Every line of the data needs to be returned exactly.
═════ Records for this task
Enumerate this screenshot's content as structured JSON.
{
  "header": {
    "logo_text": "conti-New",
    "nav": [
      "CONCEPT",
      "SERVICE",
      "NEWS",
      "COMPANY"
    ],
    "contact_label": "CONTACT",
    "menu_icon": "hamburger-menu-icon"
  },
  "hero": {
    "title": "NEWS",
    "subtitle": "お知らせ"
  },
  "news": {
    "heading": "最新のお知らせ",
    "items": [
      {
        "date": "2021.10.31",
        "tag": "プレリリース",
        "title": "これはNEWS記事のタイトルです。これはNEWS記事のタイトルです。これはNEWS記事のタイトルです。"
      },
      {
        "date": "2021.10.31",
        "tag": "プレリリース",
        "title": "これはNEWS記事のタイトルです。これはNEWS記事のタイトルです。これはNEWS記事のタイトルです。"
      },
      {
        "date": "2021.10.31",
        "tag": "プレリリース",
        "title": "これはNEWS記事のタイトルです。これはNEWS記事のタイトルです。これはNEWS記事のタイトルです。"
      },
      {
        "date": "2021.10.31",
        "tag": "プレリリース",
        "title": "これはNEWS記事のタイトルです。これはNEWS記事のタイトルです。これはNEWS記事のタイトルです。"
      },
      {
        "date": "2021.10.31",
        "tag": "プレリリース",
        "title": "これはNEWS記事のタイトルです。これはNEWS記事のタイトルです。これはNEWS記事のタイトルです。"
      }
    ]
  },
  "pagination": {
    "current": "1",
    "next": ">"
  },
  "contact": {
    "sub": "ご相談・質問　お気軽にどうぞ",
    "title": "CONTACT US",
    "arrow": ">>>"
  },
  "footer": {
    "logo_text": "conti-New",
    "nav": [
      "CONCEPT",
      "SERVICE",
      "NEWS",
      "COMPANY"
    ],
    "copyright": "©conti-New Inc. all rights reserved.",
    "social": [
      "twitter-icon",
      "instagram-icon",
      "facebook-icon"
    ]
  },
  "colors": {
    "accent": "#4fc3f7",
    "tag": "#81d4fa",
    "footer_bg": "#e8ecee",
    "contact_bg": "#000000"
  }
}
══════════
• [Written reply]
Enumerate this screenshot's content as structured JSON.
{
  "header": {
    "logo_text": "conti-New",
    "nav": [
      "CONCEPT",
      "SERVICE",
      "NEWS",
      "COMPANY"
    ],
    "contact_label": "CONTACT",
    "menu_icon": "hamburger-menu-icon"
  },
  "hero": {
    "title": "NEWS",
    "subtitle": "お知らせ"
  },
  "news": {
    "heading": "最新のお知らせ",
    "items": [
      {
        "date": "2021.10.31",
        "tag": "プレリリース",
        "title": "これはNEWS記事のタイトルです。これはNEWS記事のタイトルです。これはNEWS記事のタイトルです。"
      },
      {
        "date": "2021.10.31",
        "tag": "プレリリース",
        "title": "これはNEWS記事のタイトルです。これはNEWS記事のタイトルです。これはNEWS記事のタイトルです。"
      },
      {
        "date": "2021.10.31",
        "tag": "プレリリース",
        "title": "これはNEWS記事のタイトルです。これはNEWS記事のタイトルです。これはNEWS記事のタイトルです。"
      },
      {
        "date": "2021.10.31",
        "tag": "プレリリース",
        "title": "これはNEWS記事のタイトルです。これはNEWS記事のタイトルです。これはNEWS記事のタイトルです。"
      },
      {
        "date": "2021.10.31",
        "tag": "プレリリース",
        "title": "これはNEWS記事のタイトルです。これはNEWS記事のタイトルです。これはNEWS記事のタイトルです。"
      }
    ]
  },
  "pagination": {
    "current": "1",
    "next": ">"
  },
  "contact": {
    "sub": "ご相談・質問　お気軽にどうぞ",
    "title": "CONTACT US",
    "arrow": ">>>"
  },
  "footer": {
    "logo_text": "conti-New",
    "nav": [
      "CONCEPT",
      "SERVICE",
      "NEWS",
      "COMPANY"
    ],
    "copyright": "©conti-New Inc. all rights reserved.",
    "social": [
      "twitter-icon",
      "instagram-icon",
      "facebook-icon"
    ]
  },
  "colors": {
    "accent": "#4fc3f7",
    "tag": "#81d4fa",
    "footer_bg": "#e8ecee",
    "contact_bg": "#000000"
  }
}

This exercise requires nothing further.